Chief of Naval Operations, Admiral Chester W. Nimitz ordered a flight demonstration showcasing the skill of naval aviation. This inaugural team performed its first showcase on June 15, 1946, out of Naval Air Station Jacksonville, Florida. In 1947 their iconic Diamond Formation was introduced by flight leader Lt. Cmdr. Bob Clarke.
Throughout the years the Blue Angels have seen various transitions for the type of jet aircraft used during flight demonstrations. Beginning with the Grumman F9F-2 Panther in the late 1940s. Switching to a faster version of the Panther, the F9F-5 in the 1950s. By the 1970s they were flying the McDonnell Douglas A-4F Skyhawk II. And for their 40th anniversary in 1986, they transitioned to their present aircraft: the F/A-18 Hornet. The Blue Angels have become recognized globally for their abilities and skill.
The squadron celebrated a significant milestone in 2015 with the selection of Marine Capt. Katie Higgins as the first woman to fly with the Blue Angels. Higgins is a 2008 USNA grad and third-generation military pilot, with her family still local in Severna Park. While part of the team, she piloted the C-130 affectionately known as “Fat Albert.” The cargo plane is known for its impressive prowess, despite the large size of the aircraft. Often completing 45-degree climbs and 30-degree nose-dives during the performance.
Image courtesy of the San Diego Tribune
Their tenure has included performing globally, to crowds across several continents. Their mission is not limited to dazzling aerial acts.

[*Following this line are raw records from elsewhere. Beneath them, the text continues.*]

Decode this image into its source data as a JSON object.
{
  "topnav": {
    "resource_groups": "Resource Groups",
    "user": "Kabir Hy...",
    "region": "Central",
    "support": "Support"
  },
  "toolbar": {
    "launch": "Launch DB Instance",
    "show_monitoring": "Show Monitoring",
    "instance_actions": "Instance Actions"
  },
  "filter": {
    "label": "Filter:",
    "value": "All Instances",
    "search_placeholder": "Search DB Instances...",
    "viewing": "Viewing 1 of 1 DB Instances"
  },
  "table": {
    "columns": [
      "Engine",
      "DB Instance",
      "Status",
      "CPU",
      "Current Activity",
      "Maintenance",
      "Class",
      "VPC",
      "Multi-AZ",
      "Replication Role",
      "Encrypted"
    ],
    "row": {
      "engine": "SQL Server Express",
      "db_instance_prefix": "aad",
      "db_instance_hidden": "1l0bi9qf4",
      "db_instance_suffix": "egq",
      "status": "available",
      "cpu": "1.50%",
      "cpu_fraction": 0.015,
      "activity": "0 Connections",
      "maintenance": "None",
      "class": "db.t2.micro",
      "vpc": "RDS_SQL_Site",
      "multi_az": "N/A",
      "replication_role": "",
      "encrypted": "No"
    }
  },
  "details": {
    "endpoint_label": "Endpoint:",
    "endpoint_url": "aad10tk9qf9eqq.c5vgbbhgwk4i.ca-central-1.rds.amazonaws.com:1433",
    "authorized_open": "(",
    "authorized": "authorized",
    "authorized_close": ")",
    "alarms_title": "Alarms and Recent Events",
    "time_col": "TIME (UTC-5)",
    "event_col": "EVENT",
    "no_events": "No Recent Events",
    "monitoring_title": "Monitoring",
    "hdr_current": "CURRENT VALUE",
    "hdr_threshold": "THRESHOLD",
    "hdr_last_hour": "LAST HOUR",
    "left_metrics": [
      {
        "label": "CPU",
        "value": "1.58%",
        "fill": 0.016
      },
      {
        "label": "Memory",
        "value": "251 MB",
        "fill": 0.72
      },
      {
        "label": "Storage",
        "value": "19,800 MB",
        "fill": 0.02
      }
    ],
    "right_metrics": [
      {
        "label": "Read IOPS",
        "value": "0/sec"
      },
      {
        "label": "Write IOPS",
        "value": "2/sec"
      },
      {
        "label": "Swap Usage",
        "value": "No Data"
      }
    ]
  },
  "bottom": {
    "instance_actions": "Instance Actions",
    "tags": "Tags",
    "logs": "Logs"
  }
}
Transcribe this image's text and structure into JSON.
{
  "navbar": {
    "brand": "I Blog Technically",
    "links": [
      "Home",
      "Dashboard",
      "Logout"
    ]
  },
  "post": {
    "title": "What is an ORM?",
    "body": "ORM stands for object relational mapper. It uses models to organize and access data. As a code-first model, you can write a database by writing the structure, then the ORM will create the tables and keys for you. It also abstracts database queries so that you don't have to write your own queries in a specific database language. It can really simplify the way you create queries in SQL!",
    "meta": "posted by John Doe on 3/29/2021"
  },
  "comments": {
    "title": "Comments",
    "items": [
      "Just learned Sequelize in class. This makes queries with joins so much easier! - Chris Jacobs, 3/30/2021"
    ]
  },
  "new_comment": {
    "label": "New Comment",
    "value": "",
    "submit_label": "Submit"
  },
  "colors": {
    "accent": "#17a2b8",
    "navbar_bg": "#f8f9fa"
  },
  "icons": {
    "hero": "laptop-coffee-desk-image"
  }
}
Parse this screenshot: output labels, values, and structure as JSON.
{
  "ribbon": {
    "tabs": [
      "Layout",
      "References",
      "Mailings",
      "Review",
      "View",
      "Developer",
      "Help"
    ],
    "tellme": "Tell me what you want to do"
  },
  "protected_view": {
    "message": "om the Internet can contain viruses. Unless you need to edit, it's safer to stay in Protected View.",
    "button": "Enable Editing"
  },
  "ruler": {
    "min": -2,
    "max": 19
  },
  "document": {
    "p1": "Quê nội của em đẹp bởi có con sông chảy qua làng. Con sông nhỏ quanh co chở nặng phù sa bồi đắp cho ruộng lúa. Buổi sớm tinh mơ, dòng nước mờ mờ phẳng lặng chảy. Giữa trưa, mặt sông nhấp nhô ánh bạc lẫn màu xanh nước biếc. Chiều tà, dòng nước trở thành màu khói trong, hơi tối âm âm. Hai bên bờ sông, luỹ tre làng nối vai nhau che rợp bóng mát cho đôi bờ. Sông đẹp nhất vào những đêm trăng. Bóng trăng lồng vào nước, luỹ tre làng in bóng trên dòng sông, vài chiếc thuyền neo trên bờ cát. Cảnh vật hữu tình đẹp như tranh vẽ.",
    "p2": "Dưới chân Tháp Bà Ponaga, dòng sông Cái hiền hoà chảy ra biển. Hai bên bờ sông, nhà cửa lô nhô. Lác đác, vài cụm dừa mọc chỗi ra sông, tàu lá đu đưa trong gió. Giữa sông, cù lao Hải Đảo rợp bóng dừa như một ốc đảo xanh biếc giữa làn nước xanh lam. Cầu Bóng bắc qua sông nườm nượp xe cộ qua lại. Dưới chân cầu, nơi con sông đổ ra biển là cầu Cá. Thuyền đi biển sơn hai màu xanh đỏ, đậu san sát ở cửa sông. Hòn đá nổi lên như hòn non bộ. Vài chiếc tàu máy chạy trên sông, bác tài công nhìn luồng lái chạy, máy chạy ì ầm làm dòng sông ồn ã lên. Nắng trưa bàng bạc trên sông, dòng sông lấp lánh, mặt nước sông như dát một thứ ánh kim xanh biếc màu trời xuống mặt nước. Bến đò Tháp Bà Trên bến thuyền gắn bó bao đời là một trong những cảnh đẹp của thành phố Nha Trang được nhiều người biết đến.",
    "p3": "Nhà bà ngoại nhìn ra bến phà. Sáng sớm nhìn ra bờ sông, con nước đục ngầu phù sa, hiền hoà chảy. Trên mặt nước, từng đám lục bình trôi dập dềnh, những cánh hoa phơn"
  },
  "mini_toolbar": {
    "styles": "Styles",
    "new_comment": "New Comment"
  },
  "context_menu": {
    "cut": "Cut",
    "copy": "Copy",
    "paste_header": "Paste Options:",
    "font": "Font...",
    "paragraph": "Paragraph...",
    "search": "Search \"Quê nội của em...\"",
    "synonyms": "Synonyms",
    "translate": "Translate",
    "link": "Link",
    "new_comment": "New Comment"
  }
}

They are committed to their communities and have completed more than 500 community outreach events contributing to over 5,000 hours of community service. Since their inception, the Blue Angels have flown for nearly 500 million fans, including us fortunate Annapolitans. The history of the Blue Angels has always been a legacy and remains one that all of us look forward to every year.